Dataset rows describing interfaces

━━━

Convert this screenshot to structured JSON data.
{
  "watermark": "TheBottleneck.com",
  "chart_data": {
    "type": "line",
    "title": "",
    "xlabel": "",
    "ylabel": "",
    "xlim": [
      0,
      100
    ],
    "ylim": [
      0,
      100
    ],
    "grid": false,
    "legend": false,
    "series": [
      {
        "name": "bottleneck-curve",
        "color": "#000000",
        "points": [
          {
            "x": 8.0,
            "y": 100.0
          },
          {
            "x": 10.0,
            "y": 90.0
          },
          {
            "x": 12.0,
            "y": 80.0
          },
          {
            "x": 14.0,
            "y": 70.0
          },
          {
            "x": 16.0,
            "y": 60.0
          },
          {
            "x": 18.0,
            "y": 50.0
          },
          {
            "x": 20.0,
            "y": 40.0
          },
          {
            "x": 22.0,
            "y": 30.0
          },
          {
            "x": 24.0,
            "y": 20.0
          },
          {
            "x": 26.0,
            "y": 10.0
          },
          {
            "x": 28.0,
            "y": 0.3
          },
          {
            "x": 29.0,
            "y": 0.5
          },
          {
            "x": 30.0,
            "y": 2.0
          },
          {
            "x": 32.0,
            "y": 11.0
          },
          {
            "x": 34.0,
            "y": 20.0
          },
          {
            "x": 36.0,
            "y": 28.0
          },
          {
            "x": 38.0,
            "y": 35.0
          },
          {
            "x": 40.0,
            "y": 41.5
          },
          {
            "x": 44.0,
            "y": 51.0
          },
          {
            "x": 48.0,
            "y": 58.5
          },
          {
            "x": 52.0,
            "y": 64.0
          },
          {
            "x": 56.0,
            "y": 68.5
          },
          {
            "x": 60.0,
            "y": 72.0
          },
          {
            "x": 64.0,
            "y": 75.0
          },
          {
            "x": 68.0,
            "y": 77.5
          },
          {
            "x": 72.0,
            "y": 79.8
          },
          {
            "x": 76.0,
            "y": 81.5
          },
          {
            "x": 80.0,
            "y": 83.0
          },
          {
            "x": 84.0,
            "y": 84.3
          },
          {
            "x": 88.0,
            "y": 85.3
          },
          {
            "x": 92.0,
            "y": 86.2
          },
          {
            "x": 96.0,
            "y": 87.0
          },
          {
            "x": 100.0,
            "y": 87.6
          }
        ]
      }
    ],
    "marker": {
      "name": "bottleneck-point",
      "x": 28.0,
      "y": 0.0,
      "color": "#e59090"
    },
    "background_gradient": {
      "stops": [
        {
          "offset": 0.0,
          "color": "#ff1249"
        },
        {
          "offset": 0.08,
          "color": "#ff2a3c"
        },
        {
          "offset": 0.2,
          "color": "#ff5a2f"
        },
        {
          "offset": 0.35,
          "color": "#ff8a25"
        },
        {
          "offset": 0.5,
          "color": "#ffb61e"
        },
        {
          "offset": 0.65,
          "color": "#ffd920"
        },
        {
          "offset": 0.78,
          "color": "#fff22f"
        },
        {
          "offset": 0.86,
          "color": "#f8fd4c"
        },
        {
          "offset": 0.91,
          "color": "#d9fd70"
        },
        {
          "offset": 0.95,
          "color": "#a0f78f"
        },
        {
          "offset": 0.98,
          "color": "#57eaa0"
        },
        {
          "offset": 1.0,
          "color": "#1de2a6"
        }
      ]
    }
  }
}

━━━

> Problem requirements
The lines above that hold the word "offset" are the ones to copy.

> Reply
          "offset": 0.0,
          "offset": 0.08,
          "offset": 0.2,
          "offset": 0.35,
          "offset": 0.5,
          "offset": 0.65,
          "offset": 0.78,
          "offset": 0.86,
          "offset": 0.91,
          "offset": 0.95,
          "offset": 0.98,
          "offset": 1.0,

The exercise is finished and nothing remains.